EXERCISE AIM: In the data below, find each line carrying the string "Loans" and copy it out.

• • • • • • •

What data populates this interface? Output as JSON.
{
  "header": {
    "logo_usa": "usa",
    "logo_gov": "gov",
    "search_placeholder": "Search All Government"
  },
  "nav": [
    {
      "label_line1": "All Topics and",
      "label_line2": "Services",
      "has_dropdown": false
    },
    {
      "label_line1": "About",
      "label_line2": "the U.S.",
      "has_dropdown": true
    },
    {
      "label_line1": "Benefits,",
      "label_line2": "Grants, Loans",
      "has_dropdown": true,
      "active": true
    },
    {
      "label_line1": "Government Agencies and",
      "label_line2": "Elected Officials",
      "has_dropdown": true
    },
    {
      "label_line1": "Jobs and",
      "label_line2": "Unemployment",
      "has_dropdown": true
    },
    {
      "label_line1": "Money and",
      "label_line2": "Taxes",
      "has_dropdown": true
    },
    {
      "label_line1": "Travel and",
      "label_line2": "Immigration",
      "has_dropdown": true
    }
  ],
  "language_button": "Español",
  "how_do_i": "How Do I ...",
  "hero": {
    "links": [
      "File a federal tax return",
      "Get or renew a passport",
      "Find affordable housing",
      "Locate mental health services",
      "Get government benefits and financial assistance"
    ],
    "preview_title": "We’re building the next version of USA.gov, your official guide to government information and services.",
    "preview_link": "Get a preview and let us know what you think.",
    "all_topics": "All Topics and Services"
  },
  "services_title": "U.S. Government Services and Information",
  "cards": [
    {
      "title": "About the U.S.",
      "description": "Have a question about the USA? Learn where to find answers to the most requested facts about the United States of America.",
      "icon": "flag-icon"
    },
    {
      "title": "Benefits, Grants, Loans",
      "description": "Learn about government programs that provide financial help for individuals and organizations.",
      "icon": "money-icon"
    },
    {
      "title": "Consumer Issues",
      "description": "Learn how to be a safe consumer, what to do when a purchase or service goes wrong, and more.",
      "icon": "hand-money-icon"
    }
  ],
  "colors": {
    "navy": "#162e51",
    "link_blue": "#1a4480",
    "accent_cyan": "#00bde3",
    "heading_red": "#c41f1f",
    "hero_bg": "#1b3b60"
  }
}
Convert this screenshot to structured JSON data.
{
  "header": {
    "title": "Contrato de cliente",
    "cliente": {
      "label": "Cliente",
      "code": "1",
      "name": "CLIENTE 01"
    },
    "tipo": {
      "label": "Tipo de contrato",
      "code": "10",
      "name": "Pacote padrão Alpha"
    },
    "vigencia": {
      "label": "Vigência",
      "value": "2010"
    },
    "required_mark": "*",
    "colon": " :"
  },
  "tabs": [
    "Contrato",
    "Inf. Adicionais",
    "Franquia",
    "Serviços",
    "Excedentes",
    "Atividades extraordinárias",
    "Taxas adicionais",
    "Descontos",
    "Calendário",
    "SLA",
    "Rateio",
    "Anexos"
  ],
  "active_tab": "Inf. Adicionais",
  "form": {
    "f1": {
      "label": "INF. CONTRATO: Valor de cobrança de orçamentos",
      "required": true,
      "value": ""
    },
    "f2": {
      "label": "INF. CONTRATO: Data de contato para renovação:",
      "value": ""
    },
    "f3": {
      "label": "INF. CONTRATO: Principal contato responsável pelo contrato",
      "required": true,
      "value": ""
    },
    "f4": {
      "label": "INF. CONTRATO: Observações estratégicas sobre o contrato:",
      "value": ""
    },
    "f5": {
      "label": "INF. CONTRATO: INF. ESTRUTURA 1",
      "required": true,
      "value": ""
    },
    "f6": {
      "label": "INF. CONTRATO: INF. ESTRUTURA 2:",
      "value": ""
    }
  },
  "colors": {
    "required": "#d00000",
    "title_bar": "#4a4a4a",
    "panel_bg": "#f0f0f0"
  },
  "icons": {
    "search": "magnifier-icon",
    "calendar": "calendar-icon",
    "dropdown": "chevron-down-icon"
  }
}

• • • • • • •

SOLUTION:
      "label_line2": "Grants, Loans",
      "title": "Benefits, Grants, Loans",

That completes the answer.